- to help end inappropriate or disruptive classroom behavior
- when a student demonstrates significant emotional difficulties that interfere with learning and/or others
- when a student struggles with organization, motivation, work completion, etc.
- and in some situations that involve the whole family (ie. when the student is habitually late to school)
Behavior Plans assist the student, school, and family by increasing support for the student, providing a path for success, and reinforcing positive behavior. The plan also helps teachers address specific student challenges and closely monitor the progress of the student.
Behavior Plans and Contracts may be used for students with and without an IEP.
Guidance Counselors are wonderful additional supports for student learning and social/emotional support. The American School Counselor Association describes school counselors as, "certified/licensed educators with a minimum of a master's degree in school counseling, making them uniquely qualified to address all students' academic, career and social/emotional development needs by designing, implementing, evaluating and enhancing a comprehensive school counseling program that promotes and enhances student success."
School counselors are not psychiatrists and do not prescribe medication. They may, however, offer suggested external supports for students and families in need. If you believe your child would benefit from meeting with the school counselor, please talk to your child's teacher or principal.
School staff are well educated on the variety of external supports available to students and their families. No matter the need, our staff can help connect families with valuable resources to support them through a variety of challenges. The following are just some community resources we suggest:
- Bloomfield Youth Assistance (BYA)
- Birmingham Bloomfield Community Coalition
- Project Find/Child Find
- Oakland County Parents' helpline: 800.942.4357
- Oakland County Assault Crisis Center: 734.483.7273
- Common Ground (Crisis Intervention): 248.456.0909 or 1.800.231.1127
- The HAVEN (domestic violence, sexual assault, and child abuse): 248.334.1274
We use Restorative Practices to strengthen relationships, fostering positive, healthy school climates and helping students learn from their mistakes. Restorative Practices offers constructive conflict resolution for students, staff, and families. However, the majority of Restorative Practices is focused on proactive culture and community building, and belonging.

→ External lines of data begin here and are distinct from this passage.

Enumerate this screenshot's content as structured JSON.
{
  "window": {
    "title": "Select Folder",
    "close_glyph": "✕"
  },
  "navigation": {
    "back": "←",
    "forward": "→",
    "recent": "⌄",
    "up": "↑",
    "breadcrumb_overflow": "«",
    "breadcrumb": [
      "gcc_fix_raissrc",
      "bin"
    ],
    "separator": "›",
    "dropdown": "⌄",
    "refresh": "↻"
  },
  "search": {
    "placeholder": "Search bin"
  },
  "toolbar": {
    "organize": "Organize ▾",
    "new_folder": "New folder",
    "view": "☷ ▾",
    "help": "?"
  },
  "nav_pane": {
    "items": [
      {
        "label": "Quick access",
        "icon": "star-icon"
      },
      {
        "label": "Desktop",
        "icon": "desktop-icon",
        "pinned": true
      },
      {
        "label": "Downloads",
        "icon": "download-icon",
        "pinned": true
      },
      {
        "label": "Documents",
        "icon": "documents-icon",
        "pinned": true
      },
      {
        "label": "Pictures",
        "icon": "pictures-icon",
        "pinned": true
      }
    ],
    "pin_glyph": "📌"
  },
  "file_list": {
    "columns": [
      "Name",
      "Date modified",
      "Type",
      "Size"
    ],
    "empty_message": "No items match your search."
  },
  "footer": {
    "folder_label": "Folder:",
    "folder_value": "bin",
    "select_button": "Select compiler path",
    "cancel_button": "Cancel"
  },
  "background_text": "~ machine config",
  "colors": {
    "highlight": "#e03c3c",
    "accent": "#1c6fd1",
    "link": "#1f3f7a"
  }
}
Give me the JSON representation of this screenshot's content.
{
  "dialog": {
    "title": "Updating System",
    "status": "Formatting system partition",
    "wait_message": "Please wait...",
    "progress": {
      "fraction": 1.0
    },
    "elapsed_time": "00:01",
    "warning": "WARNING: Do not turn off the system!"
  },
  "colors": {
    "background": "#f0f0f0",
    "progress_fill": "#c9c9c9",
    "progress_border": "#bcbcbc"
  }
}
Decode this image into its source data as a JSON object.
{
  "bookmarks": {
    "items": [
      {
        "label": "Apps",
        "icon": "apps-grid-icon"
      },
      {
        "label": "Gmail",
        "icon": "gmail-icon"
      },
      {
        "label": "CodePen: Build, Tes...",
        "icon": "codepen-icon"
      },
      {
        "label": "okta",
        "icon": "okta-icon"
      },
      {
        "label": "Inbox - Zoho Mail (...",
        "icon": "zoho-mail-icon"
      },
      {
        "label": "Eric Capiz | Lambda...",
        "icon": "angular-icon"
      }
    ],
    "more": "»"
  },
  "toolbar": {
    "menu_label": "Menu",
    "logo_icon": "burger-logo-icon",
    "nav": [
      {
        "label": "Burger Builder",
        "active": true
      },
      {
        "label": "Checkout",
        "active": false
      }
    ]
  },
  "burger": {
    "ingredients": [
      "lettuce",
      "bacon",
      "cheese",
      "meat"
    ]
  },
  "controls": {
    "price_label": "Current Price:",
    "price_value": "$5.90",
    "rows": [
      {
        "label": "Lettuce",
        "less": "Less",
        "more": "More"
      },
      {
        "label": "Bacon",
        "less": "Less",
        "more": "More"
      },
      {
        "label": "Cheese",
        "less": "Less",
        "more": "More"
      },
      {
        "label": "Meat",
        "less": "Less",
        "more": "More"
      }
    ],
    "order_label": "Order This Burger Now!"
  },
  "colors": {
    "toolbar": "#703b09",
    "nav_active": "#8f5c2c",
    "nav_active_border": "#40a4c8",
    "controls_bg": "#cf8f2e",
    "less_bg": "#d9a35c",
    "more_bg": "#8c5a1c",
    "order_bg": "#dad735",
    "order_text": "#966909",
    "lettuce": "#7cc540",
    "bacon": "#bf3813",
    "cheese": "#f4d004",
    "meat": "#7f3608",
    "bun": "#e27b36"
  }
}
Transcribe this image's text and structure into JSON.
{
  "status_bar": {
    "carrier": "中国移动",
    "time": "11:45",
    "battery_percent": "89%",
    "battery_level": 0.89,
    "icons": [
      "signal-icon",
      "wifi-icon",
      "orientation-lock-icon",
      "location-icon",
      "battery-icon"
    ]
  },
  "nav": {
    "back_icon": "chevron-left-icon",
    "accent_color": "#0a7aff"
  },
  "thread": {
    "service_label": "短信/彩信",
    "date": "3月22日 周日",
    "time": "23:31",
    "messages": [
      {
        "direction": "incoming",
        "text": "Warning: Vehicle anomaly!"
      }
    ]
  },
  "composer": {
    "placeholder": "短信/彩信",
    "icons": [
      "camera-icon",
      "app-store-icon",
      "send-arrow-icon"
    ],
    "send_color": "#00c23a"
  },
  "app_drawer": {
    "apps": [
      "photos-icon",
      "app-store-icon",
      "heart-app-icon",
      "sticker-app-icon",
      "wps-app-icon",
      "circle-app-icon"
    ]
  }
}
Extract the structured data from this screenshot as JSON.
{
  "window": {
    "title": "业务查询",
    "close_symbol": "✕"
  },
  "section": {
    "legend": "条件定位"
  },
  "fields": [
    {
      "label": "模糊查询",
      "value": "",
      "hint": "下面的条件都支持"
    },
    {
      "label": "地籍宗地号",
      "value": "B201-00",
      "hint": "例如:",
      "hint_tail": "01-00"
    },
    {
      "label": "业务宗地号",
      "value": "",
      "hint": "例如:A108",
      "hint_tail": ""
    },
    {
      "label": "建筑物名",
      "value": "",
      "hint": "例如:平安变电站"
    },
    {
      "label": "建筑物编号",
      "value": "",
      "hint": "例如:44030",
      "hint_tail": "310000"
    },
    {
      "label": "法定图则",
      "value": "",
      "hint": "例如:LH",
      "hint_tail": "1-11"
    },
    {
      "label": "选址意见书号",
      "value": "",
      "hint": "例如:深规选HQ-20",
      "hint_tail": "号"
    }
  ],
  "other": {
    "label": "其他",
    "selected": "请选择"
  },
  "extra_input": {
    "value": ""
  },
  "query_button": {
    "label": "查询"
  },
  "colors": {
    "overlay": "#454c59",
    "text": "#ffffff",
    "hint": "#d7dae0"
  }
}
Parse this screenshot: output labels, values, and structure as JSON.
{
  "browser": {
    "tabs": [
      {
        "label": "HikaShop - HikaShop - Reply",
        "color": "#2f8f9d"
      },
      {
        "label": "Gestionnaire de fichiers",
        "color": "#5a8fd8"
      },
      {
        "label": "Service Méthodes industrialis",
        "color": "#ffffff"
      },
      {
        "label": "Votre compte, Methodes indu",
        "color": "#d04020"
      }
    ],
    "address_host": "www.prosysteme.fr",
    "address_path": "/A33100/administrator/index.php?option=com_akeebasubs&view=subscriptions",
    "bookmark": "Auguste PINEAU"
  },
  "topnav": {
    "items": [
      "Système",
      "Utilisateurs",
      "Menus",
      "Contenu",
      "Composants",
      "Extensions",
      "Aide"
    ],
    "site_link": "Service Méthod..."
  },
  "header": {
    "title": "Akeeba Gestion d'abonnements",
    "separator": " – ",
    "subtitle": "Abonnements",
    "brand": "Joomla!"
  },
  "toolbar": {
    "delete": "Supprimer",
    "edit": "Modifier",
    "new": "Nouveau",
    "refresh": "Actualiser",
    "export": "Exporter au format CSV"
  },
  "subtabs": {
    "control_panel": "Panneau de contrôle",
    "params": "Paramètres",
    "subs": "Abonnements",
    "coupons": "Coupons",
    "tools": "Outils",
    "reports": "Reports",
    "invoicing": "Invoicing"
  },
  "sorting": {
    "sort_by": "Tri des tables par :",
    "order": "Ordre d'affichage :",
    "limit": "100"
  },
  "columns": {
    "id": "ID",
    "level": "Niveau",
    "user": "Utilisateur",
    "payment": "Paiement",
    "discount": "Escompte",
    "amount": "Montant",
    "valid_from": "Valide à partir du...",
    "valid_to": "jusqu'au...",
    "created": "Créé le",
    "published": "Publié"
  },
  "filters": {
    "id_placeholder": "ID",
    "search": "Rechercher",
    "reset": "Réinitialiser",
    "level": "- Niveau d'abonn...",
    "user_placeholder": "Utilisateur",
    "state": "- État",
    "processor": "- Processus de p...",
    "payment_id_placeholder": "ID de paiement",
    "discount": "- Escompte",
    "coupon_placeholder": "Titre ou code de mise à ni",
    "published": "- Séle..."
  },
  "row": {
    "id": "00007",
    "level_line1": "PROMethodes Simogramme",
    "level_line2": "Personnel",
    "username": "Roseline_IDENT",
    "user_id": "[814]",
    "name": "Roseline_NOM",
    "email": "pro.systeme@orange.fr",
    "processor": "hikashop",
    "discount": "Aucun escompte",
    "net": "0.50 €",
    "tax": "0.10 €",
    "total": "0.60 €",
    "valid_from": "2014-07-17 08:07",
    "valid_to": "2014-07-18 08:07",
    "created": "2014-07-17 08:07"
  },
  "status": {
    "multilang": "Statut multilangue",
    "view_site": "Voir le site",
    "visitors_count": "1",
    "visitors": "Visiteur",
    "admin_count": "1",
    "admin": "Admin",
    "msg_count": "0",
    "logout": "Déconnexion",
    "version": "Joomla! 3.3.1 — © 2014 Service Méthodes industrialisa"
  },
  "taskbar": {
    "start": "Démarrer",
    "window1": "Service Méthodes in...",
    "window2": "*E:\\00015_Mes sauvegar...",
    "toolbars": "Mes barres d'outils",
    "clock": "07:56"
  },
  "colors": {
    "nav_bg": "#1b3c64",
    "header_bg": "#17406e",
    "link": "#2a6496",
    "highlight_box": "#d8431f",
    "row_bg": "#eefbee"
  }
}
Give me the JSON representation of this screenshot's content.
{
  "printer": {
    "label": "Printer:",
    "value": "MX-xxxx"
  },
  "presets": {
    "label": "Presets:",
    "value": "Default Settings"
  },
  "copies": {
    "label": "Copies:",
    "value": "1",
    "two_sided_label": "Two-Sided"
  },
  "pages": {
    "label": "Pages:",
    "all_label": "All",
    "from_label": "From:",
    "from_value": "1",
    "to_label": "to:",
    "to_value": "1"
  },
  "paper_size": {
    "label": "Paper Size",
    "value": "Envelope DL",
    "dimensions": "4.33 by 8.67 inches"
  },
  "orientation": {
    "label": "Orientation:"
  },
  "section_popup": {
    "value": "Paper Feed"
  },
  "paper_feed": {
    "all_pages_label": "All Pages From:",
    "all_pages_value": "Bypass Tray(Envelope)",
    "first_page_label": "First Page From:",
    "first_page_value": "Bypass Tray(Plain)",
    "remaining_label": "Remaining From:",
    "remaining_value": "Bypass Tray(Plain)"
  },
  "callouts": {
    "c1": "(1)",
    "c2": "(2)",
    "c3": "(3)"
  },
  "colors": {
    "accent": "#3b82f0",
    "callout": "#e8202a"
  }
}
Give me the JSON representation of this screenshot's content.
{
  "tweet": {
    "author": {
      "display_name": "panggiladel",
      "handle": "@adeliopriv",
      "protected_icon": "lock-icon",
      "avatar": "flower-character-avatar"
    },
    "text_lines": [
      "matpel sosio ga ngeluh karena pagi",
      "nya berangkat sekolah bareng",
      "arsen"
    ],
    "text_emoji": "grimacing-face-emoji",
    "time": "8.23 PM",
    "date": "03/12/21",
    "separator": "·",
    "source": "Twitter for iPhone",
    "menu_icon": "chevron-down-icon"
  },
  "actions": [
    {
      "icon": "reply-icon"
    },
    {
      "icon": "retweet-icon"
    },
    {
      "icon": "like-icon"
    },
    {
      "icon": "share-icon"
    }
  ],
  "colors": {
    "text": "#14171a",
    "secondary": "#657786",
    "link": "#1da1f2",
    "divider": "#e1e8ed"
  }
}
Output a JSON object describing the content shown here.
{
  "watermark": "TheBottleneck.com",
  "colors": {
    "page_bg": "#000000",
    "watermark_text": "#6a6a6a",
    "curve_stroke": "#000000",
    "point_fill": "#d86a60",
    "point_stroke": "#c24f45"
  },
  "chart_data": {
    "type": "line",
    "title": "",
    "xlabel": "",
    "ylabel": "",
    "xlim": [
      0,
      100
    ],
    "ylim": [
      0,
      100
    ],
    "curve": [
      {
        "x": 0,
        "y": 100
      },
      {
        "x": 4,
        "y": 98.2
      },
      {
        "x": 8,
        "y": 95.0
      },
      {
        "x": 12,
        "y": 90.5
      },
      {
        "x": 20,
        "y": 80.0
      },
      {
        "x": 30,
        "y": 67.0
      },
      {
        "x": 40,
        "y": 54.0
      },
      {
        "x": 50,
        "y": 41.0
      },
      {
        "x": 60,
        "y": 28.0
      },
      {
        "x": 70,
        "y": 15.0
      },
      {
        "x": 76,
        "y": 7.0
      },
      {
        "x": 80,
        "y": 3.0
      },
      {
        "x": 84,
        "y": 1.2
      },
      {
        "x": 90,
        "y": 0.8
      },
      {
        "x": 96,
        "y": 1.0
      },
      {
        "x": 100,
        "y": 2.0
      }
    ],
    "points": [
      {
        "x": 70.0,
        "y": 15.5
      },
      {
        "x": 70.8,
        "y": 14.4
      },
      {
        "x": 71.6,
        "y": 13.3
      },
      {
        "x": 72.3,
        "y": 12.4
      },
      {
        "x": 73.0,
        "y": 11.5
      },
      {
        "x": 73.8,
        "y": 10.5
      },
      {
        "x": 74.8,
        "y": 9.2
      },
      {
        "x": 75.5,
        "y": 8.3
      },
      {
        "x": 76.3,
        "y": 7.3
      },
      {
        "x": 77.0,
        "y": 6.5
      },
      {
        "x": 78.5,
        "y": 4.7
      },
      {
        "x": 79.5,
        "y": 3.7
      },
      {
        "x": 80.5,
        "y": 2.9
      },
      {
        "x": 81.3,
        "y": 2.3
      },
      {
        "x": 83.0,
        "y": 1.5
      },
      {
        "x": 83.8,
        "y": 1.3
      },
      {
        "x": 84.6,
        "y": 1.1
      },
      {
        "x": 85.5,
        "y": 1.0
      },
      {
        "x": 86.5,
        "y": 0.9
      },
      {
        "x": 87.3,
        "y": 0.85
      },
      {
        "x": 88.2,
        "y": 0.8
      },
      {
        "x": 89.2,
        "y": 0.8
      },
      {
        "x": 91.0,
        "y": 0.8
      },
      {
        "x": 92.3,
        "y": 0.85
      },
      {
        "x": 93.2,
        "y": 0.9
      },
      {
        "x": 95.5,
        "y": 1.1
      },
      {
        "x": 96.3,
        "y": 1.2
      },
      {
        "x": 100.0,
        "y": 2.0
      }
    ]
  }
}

Restorative Practices is a new field of study that has the potential to positively influence human behavior and strengthen civil society around the world.
To learn more about Restorative Practices, please take a few moments to watch the video below.
...Walton says there are many reasons students make threats against a school. One of the most common is that they just thought it was funny.
“That’s always the defense: ‘I was just joking,’” Walton said.
Even if the student or students had neither the intention or the means to carry out a threat of violence, there are still serious consequences.
Police departments and school officials have to spend time investigating every threat. They often have to put the school on lockdown. They have to expend resources to determine whether the threat was credible and who made it.
Kids who make threats against schools are most commonly charged with making a terrorist threat, a felony punishable by up to 20 years in prison.
Children under 17 who have been charged with making a terrorist threat would most likely go through the county’s Juvenile Court. As juveniles, they could be held only until age 19.
Juveniles aren’t usually charged as adults unless they are accused of a crime involving violence, such as murder, Walton said.
“The tone of the conversation has changed,” Walton said.
Even if nothing changes in the judicial system, kids as young as 13 are still jeopardizing their futures by making school threats.
Colleges and employers will not be eager to welcome someone who has that history, he said.